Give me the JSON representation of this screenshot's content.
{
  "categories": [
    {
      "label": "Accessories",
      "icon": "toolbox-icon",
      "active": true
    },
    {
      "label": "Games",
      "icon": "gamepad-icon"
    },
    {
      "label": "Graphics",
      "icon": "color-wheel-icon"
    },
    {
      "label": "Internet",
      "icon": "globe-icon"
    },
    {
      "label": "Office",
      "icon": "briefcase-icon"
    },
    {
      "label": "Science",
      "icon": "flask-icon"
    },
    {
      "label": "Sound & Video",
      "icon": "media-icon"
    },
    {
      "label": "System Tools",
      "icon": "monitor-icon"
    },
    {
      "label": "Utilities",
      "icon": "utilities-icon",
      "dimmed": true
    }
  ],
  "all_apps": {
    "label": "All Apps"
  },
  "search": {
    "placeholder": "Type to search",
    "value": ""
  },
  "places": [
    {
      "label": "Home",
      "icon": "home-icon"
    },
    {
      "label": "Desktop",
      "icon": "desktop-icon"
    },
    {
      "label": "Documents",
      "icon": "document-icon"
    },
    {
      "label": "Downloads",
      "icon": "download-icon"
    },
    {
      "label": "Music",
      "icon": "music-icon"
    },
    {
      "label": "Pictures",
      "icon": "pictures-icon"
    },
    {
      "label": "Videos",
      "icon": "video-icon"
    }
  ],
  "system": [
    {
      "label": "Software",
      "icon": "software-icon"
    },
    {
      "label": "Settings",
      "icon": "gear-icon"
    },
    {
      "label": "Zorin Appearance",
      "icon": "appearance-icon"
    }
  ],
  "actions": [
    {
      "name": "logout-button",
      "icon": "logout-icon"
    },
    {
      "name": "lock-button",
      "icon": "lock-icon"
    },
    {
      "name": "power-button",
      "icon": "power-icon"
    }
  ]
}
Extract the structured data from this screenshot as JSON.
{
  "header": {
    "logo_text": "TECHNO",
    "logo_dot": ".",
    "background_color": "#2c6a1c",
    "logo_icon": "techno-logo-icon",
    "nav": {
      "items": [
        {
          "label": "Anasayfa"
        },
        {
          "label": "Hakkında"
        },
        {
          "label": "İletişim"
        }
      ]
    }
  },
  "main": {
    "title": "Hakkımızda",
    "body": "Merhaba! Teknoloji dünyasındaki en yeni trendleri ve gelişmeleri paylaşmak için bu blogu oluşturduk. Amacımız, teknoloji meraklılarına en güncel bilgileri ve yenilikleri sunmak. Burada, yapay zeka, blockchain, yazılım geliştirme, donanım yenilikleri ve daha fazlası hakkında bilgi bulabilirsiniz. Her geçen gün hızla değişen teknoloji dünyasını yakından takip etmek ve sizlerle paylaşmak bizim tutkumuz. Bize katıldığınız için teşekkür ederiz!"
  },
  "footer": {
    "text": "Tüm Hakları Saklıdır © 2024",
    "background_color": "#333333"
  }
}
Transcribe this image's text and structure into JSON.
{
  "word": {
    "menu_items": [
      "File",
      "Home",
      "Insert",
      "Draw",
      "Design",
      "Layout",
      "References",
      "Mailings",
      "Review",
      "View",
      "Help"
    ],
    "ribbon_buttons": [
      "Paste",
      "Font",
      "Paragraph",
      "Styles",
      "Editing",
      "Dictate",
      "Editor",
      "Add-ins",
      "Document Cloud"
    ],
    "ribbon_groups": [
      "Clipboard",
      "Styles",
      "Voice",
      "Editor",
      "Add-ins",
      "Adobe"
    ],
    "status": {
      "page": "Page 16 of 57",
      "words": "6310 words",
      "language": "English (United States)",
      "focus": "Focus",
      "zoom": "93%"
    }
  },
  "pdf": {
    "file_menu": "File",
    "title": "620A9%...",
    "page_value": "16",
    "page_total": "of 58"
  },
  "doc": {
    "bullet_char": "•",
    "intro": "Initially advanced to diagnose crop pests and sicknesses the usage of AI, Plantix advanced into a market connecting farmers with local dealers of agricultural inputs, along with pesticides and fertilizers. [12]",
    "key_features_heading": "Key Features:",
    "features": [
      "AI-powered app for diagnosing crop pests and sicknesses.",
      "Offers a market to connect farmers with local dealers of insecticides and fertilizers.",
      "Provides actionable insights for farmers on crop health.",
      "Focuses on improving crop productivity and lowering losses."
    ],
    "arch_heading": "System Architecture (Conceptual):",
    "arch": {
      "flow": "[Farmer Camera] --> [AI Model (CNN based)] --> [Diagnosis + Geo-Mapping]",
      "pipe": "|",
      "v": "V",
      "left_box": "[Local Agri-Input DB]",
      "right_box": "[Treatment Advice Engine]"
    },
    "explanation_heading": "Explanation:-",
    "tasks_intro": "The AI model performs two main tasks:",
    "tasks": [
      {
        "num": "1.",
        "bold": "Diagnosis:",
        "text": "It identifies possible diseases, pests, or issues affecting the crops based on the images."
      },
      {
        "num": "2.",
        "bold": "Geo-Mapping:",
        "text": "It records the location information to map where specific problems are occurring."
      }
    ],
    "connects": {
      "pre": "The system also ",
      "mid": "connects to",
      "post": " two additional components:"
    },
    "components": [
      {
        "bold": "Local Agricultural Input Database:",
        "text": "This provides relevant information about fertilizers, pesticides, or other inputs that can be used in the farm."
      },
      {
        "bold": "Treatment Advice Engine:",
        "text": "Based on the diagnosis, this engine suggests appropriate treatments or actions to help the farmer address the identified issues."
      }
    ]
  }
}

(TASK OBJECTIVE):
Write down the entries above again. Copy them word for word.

(SOLVED PROBLEM):
Give me the JSON representation of this screenshot's content.
{
  "categories": [
    {
      "label": "Accessories",
      "icon": "toolbox-icon",
      "active": true
    },
    {
      "label": "Games",
      "icon": "gamepad-icon"
    },
    {
      "label": "Graphics",
      "icon": "color-wheel-icon"
    },
    {
      "label": "Internet",
      "icon": "globe-icon"
    },
    {
      "label": "Office",
      "icon": "briefcase-icon"
    },
    {
      "label": "Science",
      "icon": "flask-icon"
    },
    {
      "label": "Sound & Video",
      "icon": "media-icon"
    },
    {
      "label": "System Tools",
      "icon": "monitor-icon"
    },
    {
      "label": "Utilities",
      "icon": "utilities-icon",
      "dimmed": true
    }
  ],
  "all_apps": {
    "label": "All Apps"
  },
  "search": {
    "placeholder": "Type to search",
    "value": ""
  },
  "places": [
    {
      "label": "Home",
      "icon": "home-icon"
    },
    {
      "label": "Desktop",
      "icon": "desktop-icon"
    },
    {
      "label": "Documents",
      "icon": "document-icon"
    },
    {
      "label": "Downloads",
      "icon": "download-icon"
    },
    {
      "label": "Music",
      "icon": "music-icon"
    },
    {
      "label": "Pictures",
      "icon": "pictures-icon"
    },
    {
      "label": "Videos",
      "icon": "video-icon"
    }
  ],
  "system": [
    {
      "label": "Software",
      "icon": "software-icon"
    },
    {
      "label": "Settings",
      "icon": "gear-icon"
    },
    {
      "label": "Zorin Appearance",
      "icon": "appearance-icon"
    }
  ],
  "actions": [
    {
      "name": "logout-button",
      "icon": "logout-icon"
    },
    {
      "name": "lock-button",
      "icon": "lock-icon"
    },
    {
      "name": "power-button",
      "icon": "power-icon"
    }
  ]
}
Extract the structured data from this screenshot as JSON.
{
  "header": {
    "logo_text": "TECHNO",
    "logo_dot": ".",
    "background_color": "#2c6a1c",
    "logo_icon": "techno-logo-icon",
    "nav": {
      "items": [
        {
          "label": "Anasayfa"
        },
        {
          "label": "Hakkında"
        },
        {
          "label": "İletişim"
        }
      ]
    }
  },
  "main": {
    "title": "Hakkımızda",
    "body": "Merhaba! Teknoloji dünyasındaki en yeni trendleri ve gelişmeleri paylaşmak için bu blogu oluşturduk. Amacımız, teknoloji meraklılarına en güncel bilgileri ve yenilikleri sunmak. Burada, yapay zeka, blockchain, yazılım geliştirme, donanım yenilikleri ve daha fazlası hakkında bilgi bulabilirsiniz. Her geçen gün hızla değişen teknoloji dünyasını yakından takip etmek ve sizlerle paylaşmak bizim tutkumuz. Bize katıldığınız için teşekkür ederiz!"
  },
  "footer": {
    "text": "Tüm Hakları Saklıdır © 2024",
    "background_color": "#333333"
  }
}
Transcribe this image's text and structure into JSON.
{
  "word": {
    "menu_items": [
      "File",
      "Home",
      "Insert",
      "Draw",
      "Design",
      "Layout",
      "References",
      "Mailings",
      "Review",
      "View",
      "Help"
    ],
    "ribbon_buttons": [
      "Paste",
      "Font",
      "Paragraph",
      "Styles",
      "Editing",
      "Dictate",
      "Editor",
      "Add-ins",
      "Document Cloud"
    ],
    "ribbon_groups": [
      "Clipboard",
      "Styles",
      "Voice",
      "Editor",
      "Add-ins",
      "Adobe"
    ],
    "status": {
      "page": "Page 16 of 57",
      "words": "6310 words",
      "language": "English (United States)",
      "focus": "Focus",
      "zoom": "93%"
    }
  },
  "pdf": {
    "file_menu": "File",
    "title": "620A9%...",
    "page_value": "16",
    "page_total": "of 58"
  },
  "doc": {
    "bullet_char": "•",
    "intro": "Initially advanced to diagnose crop pests and sicknesses the usage of AI, Plantix advanced into a market connecting farmers with local dealers of agricultural inputs, along with pesticides and fertilizers. [12]",
    "key_features_heading": "Key Features:",
    "features": [
      "AI-powered app for diagnosing crop pests and sicknesses.",
      "Offers a market to connect farmers with local dealers of insecticides and fertilizers.",
      "Provides actionable insights for farmers on crop health.",
      "Focuses on improving crop productivity and lowering losses."
    ],
    "arch_heading": "System Architecture (Conceptual):",
    "arch": {
      "flow": "[Farmer Camera] --> [AI Model (CNN based)] --> [Diagnosis + Geo-Mapping]",
      "pipe": "|",
      "v": "V",
      "left_box": "[Local Agri-Input DB]",
      "right_box": "[Treatment Advice Engine]"
    },
    "explanation_heading": "Explanation:-",
    "tasks_intro": "The AI model performs two main tasks:",
    "tasks": [
      {
        "num": "1.",
        "bold": "Diagnosis:",
        "text": "It identifies possible diseases, pests, or issues affecting the crops based on the images."
      },
      {
        "num": "2.",
        "bold": "Geo-Mapping:",
        "text": "It records the location information to map where specific problems are occurring."
      }
    ],
    "connects": {
      "pre": "The system also ",
      "mid": "connects to",
      "post": " two additional components:"
    },
    "components": [
      {
        "bold": "Local Agricultural Input Database:",
        "text": "This provides relevant information about fertilizers, pesticides, or other inputs that can be used in the farm."
      },
      {
        "bold": "Treatment Advice Engine:",
        "text": "Based on the diagnosis, this engine suggests appropriate treatments or actions to help the farmer address the identified issues."
      }
    ]
  }
}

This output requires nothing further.